## DIRECTIONS
Going line by line through the listing, how many lines hold "fonts"? State nothing but the number.

## DATA FOR THIS EXERCISE
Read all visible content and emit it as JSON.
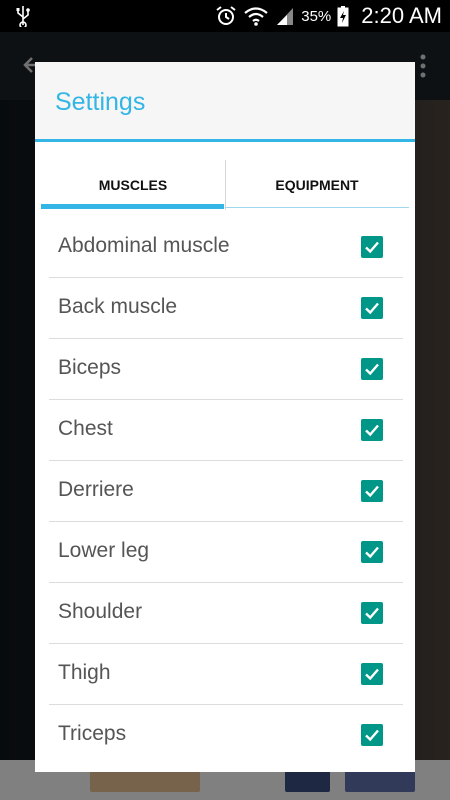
{
  "status_bar": {
    "battery_percent": "35%",
    "time": "2:20 AM",
    "icons": [
      "usb-icon",
      "alarm-icon",
      "wifi-icon",
      "signal-icon",
      "battery-charging-icon"
    ]
  },
  "dialog": {
    "title": "Settings",
    "accent_color": "#33b5e5",
    "checkbox_color": "#009688",
    "tabs": [
      {
        "label": "MUSCLES",
        "selected": true
      },
      {
        "label": "EQUIPMENT",
        "selected": false
      }
    ],
    "items": [
      {
        "label": "Abdominal muscle",
        "checked": true
      },
      {
        "label": "Back muscle",
        "checked": true
      },
      {
        "label": "Biceps",
        "checked": true
      },
      {
        "label": "Chest",
        "checked": true
      },
      {
        "label": "Derriere",
        "checked": true
      },
      {
        "label": "Lower leg",
        "checked": true
      },
      {
        "label": "Shoulder",
        "checked": true
      },
      {
        "label": "Thigh",
        "checked": true
      },
      {
        "label": "Triceps",
        "checked": true
      }
    ]
  }
}
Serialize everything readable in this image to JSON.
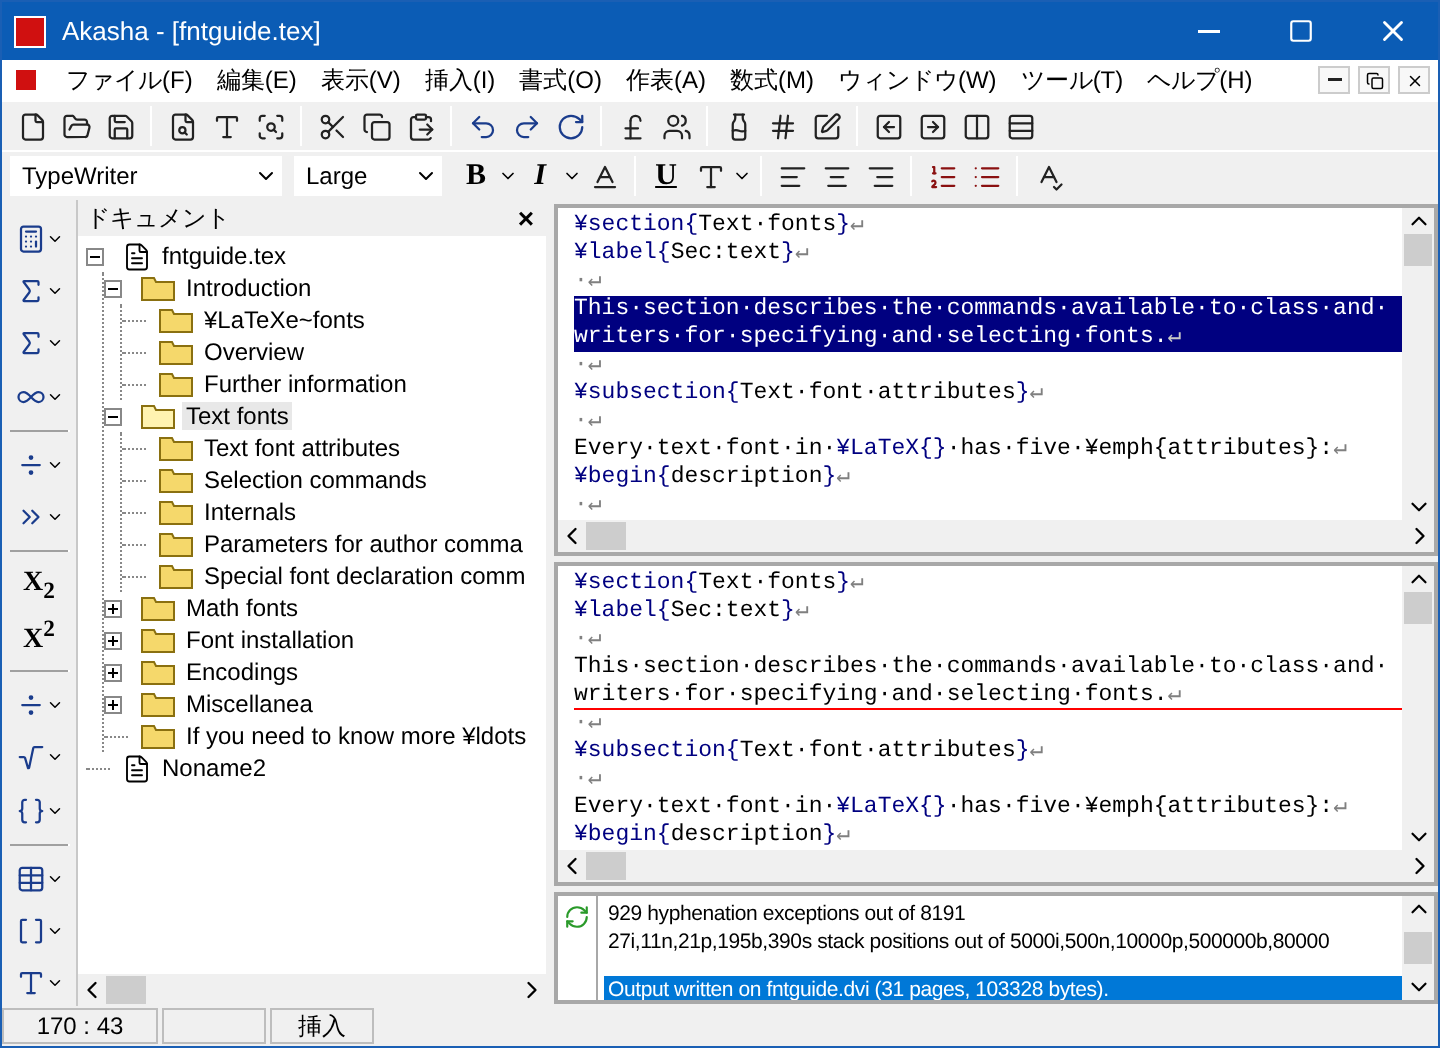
{
  "window": {
    "title": "Akasha - [fntguide.tex]"
  },
  "menu": [
    "ファイル(F)",
    "編集(E)",
    "表示(V)",
    "挿入(I)",
    "書式(O)",
    "作表(A)",
    "数式(M)",
    "ウィンドウ(W)",
    "ツール(T)",
    "ヘルプ(H)"
  ],
  "format_bar": {
    "font": "TypeWriter",
    "size": "Large",
    "bold": "B",
    "italic": "I",
    "underline": "U"
  },
  "side_toolbar": {
    "subscript": "X$_{2}$",
    "superscript": "X$^{2}$"
  },
  "document_panel": {
    "title": "ドキュメント",
    "close": "×",
    "tree": [
      {
        "label": "fntguide.tex",
        "kind": "file",
        "expanded": true,
        "selected": false,
        "children": [
          {
            "label": "Introduction",
            "kind": "folder",
            "expanded": true,
            "selected": false,
            "children": [
              {
                "label": "¥LaTeXe~fonts",
                "kind": "folder",
                "selected": false
              },
              {
                "label": "Overview",
                "kind": "folder",
                "selected": false
              },
              {
                "label": "Further information",
                "kind": "folder",
                "selected": false
              }
            ]
          },
          {
            "label": "Text fonts",
            "kind": "folder",
            "expanded": true,
            "selected": true,
            "children": [
              {
                "label": "Text font attributes",
                "kind": "folder",
                "selected": false
              },
              {
                "label": "Selection commands",
                "kind": "folder",
                "selected": false
              },
              {
                "label": "Internals",
                "kind": "folder",
                "selected": false
              },
              {
                "label": "Parameters for author comma",
                "kind": "folder",
                "selected": false
              },
              {
                "label": "Special font declaration comm",
                "kind": "folder",
                "selected": false
              }
            ]
          },
          {
            "label": "Math fonts",
            "kind": "folder",
            "expanded": false,
            "selected": false
          },
          {
            "label": "Font installation",
            "kind": "folder",
            "expanded": false,
            "selected": false
          },
          {
            "label": "Encodings",
            "kind": "folder",
            "expanded": false,
            "selected": false
          },
          {
            "label": "Miscellanea",
            "kind": "folder",
            "expanded": false,
            "selected": false
          },
          {
            "label": "If you need to know more ¥ldots",
            "kind": "folder",
            "selected": false
          }
        ]
      },
      {
        "label": "Noname2",
        "kind": "file",
        "selected": false
      }
    ]
  },
  "editor_panes": [
    {
      "lines": [
        {
          "selected": false,
          "current": false,
          "segments": [
            {
              "kind": "command",
              "text": "¥section{"
            },
            {
              "kind": "plain",
              "text": "Text·fonts"
            },
            {
              "kind": "command",
              "text": "}"
            },
            {
              "kind": "mark",
              "text": "↵"
            }
          ]
        },
        {
          "selected": false,
          "current": false,
          "segments": [
            {
              "kind": "command",
              "text": "¥label{"
            },
            {
              "kind": "plain",
              "text": "Sec:text"
            },
            {
              "kind": "command",
              "text": "}"
            },
            {
              "kind": "mark",
              "text": "↵"
            }
          ]
        },
        {
          "selected": false,
          "current": false,
          "segments": [
            {
              "kind": "mark",
              "text": "·↵"
            }
          ]
        },
        {
          "selected": true,
          "current": false,
          "segments": [
            {
              "kind": "plain",
              "text": "This·section·describes·the·commands·available·to·class·and·"
            }
          ]
        },
        {
          "selected": true,
          "current": false,
          "segments": [
            {
              "kind": "plain",
              "text": "writers·for·specifying·and·selecting·fonts."
            },
            {
              "kind": "mark",
              "text": "↵"
            }
          ]
        },
        {
          "selected": false,
          "current": false,
          "segments": [
            {
              "kind": "mark",
              "text": "·↵"
            }
          ]
        },
        {
          "selected": false,
          "current": false,
          "segments": [
            {
              "kind": "command",
              "text": "¥subsection{"
            },
            {
              "kind": "plain",
              "text": "Text·font·attributes"
            },
            {
              "kind": "command",
              "text": "}"
            },
            {
              "kind": "mark",
              "text": "↵"
            }
          ]
        },
        {
          "selected": false,
          "current": false,
          "segments": [
            {
              "kind": "mark",
              "text": "·↵"
            }
          ]
        },
        {
          "selected": false,
          "current": false,
          "segments": [
            {
              "kind": "plain",
              "text": "Every·text·font·in·"
            },
            {
              "kind": "command",
              "text": "¥LaTeX{}"
            },
            {
              "kind": "plain",
              "text": "·has·five·¥emph{attributes}:"
            },
            {
              "kind": "mark",
              "text": "↵"
            }
          ]
        },
        {
          "selected": false,
          "current": false,
          "segments": [
            {
              "kind": "command",
              "text": "¥begin{"
            },
            {
              "kind": "plain",
              "text": "description"
            },
            {
              "kind": "command",
              "text": "}"
            },
            {
              "kind": "mark",
              "text": "↵"
            }
          ]
        },
        {
          "selected": false,
          "current": false,
          "segments": [
            {
              "kind": "mark",
              "text": "·↵"
            }
          ]
        }
      ]
    },
    {
      "lines": [
        {
          "selected": false,
          "current": false,
          "segments": [
            {
              "kind": "command",
              "text": "¥section{"
            },
            {
              "kind": "plain",
              "text": "Text·fonts"
            },
            {
              "kind": "command",
              "text": "}"
            },
            {
              "kind": "mark",
              "text": "↵"
            }
          ]
        },
        {
          "selected": false,
          "current": false,
          "segments": [
            {
              "kind": "command",
              "text": "¥label{"
            },
            {
              "kind": "plain",
              "text": "Sec:text"
            },
            {
              "kind": "command",
              "text": "}"
            },
            {
              "kind": "mark",
              "text": "↵"
            }
          ]
        },
        {
          "selected": false,
          "current": false,
          "segments": [
            {
              "kind": "mark",
              "text": "·↵"
            }
          ]
        },
        {
          "selected": false,
          "current": false,
          "segments": [
            {
              "kind": "plain",
              "text": "This·section·describes·the·commands·available·to·class·and·"
            }
          ]
        },
        {
          "selected": false,
          "current": true,
          "segments": [
            {
              "kind": "plain",
              "text": "writers·for·specifying·and·selecting·fonts."
            },
            {
              "kind": "mark",
              "text": "↵"
            }
          ]
        },
        {
          "selected": false,
          "current": false,
          "segments": [
            {
              "kind": "mark",
              "text": "·↵"
            }
          ]
        },
        {
          "selected": false,
          "current": false,
          "segments": [
            {
              "kind": "command",
              "text": "¥subsection{"
            },
            {
              "kind": "plain",
              "text": "Text·font·attributes"
            },
            {
              "kind": "command",
              "text": "}"
            },
            {
              "kind": "mark",
              "text": "↵"
            }
          ]
        },
        {
          "selected": false,
          "current": false,
          "segments": [
            {
              "kind": "mark",
              "text": "·↵"
            }
          ]
        },
        {
          "selected": false,
          "current": false,
          "segments": [
            {
              "kind": "plain",
              "text": "Every·text·font·in·"
            },
            {
              "kind": "command",
              "text": "¥LaTeX{}"
            },
            {
              "kind": "plain",
              "text": "·has·five·¥emph{attributes}:"
            },
            {
              "kind": "mark",
              "text": "↵"
            }
          ]
        },
        {
          "selected": false,
          "current": false,
          "segments": [
            {
              "kind": "command",
              "text": "¥begin{"
            },
            {
              "kind": "plain",
              "text": "description"
            },
            {
              "kind": "command",
              "text": "}"
            },
            {
              "kind": "mark",
              "text": "↵"
            }
          ]
        }
      ]
    }
  ],
  "log": [
    {
      "text": "929 hyphenation exceptions out of 8191",
      "selected": false
    },
    {
      "text": "27i,11n,21p,195b,390s stack positions out of 5000i,500n,10000p,500000b,80000",
      "selected": false
    },
    {
      "text": "Output written on fntguide.dvi (31 pages, 103328 bytes).",
      "selected": true
    }
  ],
  "status_bar": [
    "170 : 43",
    "挿入"
  ]
}
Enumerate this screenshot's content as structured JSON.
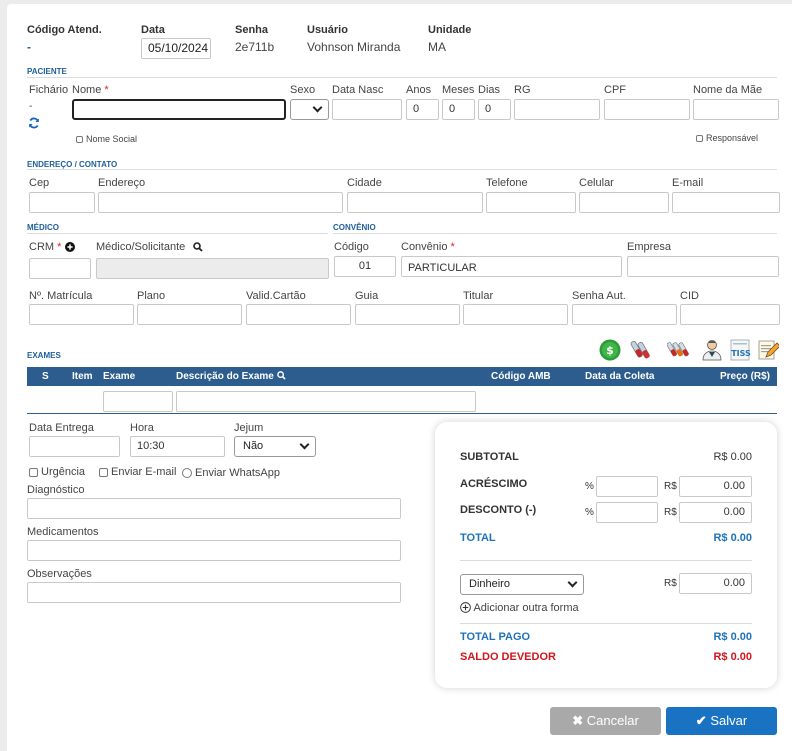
{
  "header": {
    "codigo_label": "Código Atend.",
    "codigo_value": "-",
    "data_label": "Data",
    "data_value": "05/10/2024",
    "senha_label": "Senha",
    "senha_value": "2e711b",
    "usuario_label": "Usuário",
    "usuario_value": "Vohnson Miranda",
    "unidade_label": "Unidade",
    "unidade_value": "MA"
  },
  "paciente": {
    "section": "PACIENTE",
    "fichario_label": "Fichário",
    "fichario_value": "-",
    "nome_label": "Nome",
    "required_mark": "*",
    "sexo_label": "Sexo",
    "data_nasc_label": "Data Nasc",
    "anos_label": "Anos",
    "anos_value": "0",
    "meses_label": "Meses",
    "meses_value": "0",
    "dias_label": "Dias",
    "dias_value": "0",
    "rg_label": "RG",
    "cpf_label": "CPF",
    "nome_mae_label": "Nome da Mãe",
    "nome_social_label": "Nome Social",
    "responsavel_label": "Responsável"
  },
  "endereco": {
    "section": "ENDEREÇO / CONTATO",
    "cep_label": "Cep",
    "endereco_label": "Endereço",
    "cidade_label": "Cidade",
    "telefone_label": "Telefone",
    "celular_label": "Celular",
    "email_label": "E-mail"
  },
  "medico": {
    "section": "MÉDICO",
    "crm_label": "CRM",
    "solicitante_label": "Médico/Solicitante"
  },
  "convenio": {
    "section": "CONVÊNIO",
    "codigo_label": "Código",
    "codigo_value": "01",
    "convenio_label": "Convênio",
    "convenio_value": "PARTICULAR",
    "empresa_label": "Empresa"
  },
  "extra": {
    "matricula_label": "Nº. Matrícula",
    "plano_label": "Plano",
    "valid_label": "Valid.Cartão",
    "guia_label": "Guia",
    "titular_label": "Titular",
    "senha_aut_label": "Senha Aut.",
    "cid_label": "CID"
  },
  "exames": {
    "section": "EXAMES",
    "columns": [
      "S",
      "Item",
      "Exame",
      "Descrição do Exame",
      "Código AMB",
      "Data da Coleta",
      "Preço (R$)"
    ],
    "toolbar_icons": [
      "money-bag-icon",
      "blood-tubes-icon",
      "lab-tubes-icon",
      "doctor-icon",
      "tiss-icon",
      "edit-document-icon"
    ],
    "tiss_text": "TISS"
  },
  "entrega": {
    "data_entrega_label": "Data Entrega",
    "hora_label": "Hora",
    "hora_value": "10:30",
    "jejum_label": "Jejum",
    "jejum_value": "Não",
    "urgencia_label": "Urgência",
    "email_label": "Enviar E-mail",
    "whatsapp_label": "Enviar WhatsApp",
    "diagnostico_label": "Diagnóstico",
    "medicamentos_label": "Medicamentos",
    "observacoes_label": "Observações"
  },
  "totals": {
    "subtotal_label": "SUBTOTAL",
    "subtotal_value": "R$ 0.00",
    "acrescimo_label": "ACRÉSCIMO",
    "desconto_label": "DESCONTO (-)",
    "percent_symbol": "%",
    "currency_symbol": "R$",
    "acrescimo_value": "0.00",
    "desconto_value": "0.00",
    "total_label": "TOTAL",
    "total_value": "R$ 0.00",
    "payment_method": "Dinheiro",
    "payment_value": "0.00",
    "add_payment_label": "Adicionar outra forma",
    "total_pago_label": "TOTAL PAGO",
    "total_pago_value": "R$ 0.00",
    "saldo_label": "SALDO DEVEDOR",
    "saldo_value": "R$ 0.00"
  },
  "actions": {
    "cancel_label": "Cancelar",
    "save_label": "Salvar"
  },
  "colors": {
    "header_bar": "#2d5d8e",
    "section_blue": "#1e5f9b",
    "total_blue": "#1e73b8",
    "saldo_red": "#d0161b",
    "save_button": "#1a73c2",
    "cancel_button": "#a9a9a9"
  }
}
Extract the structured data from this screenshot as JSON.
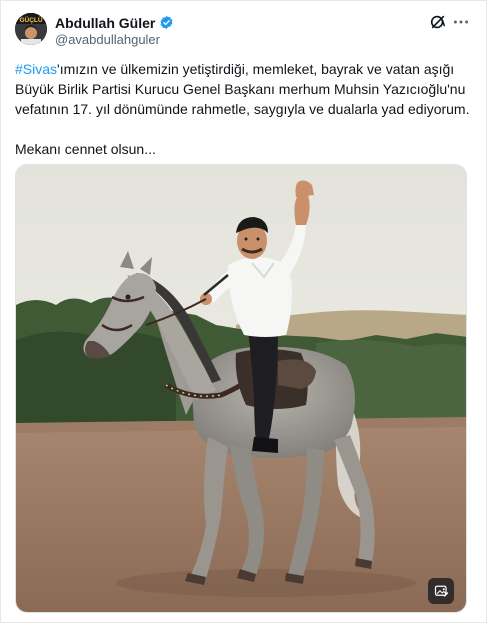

## RESULT OF THE EXERCISE
7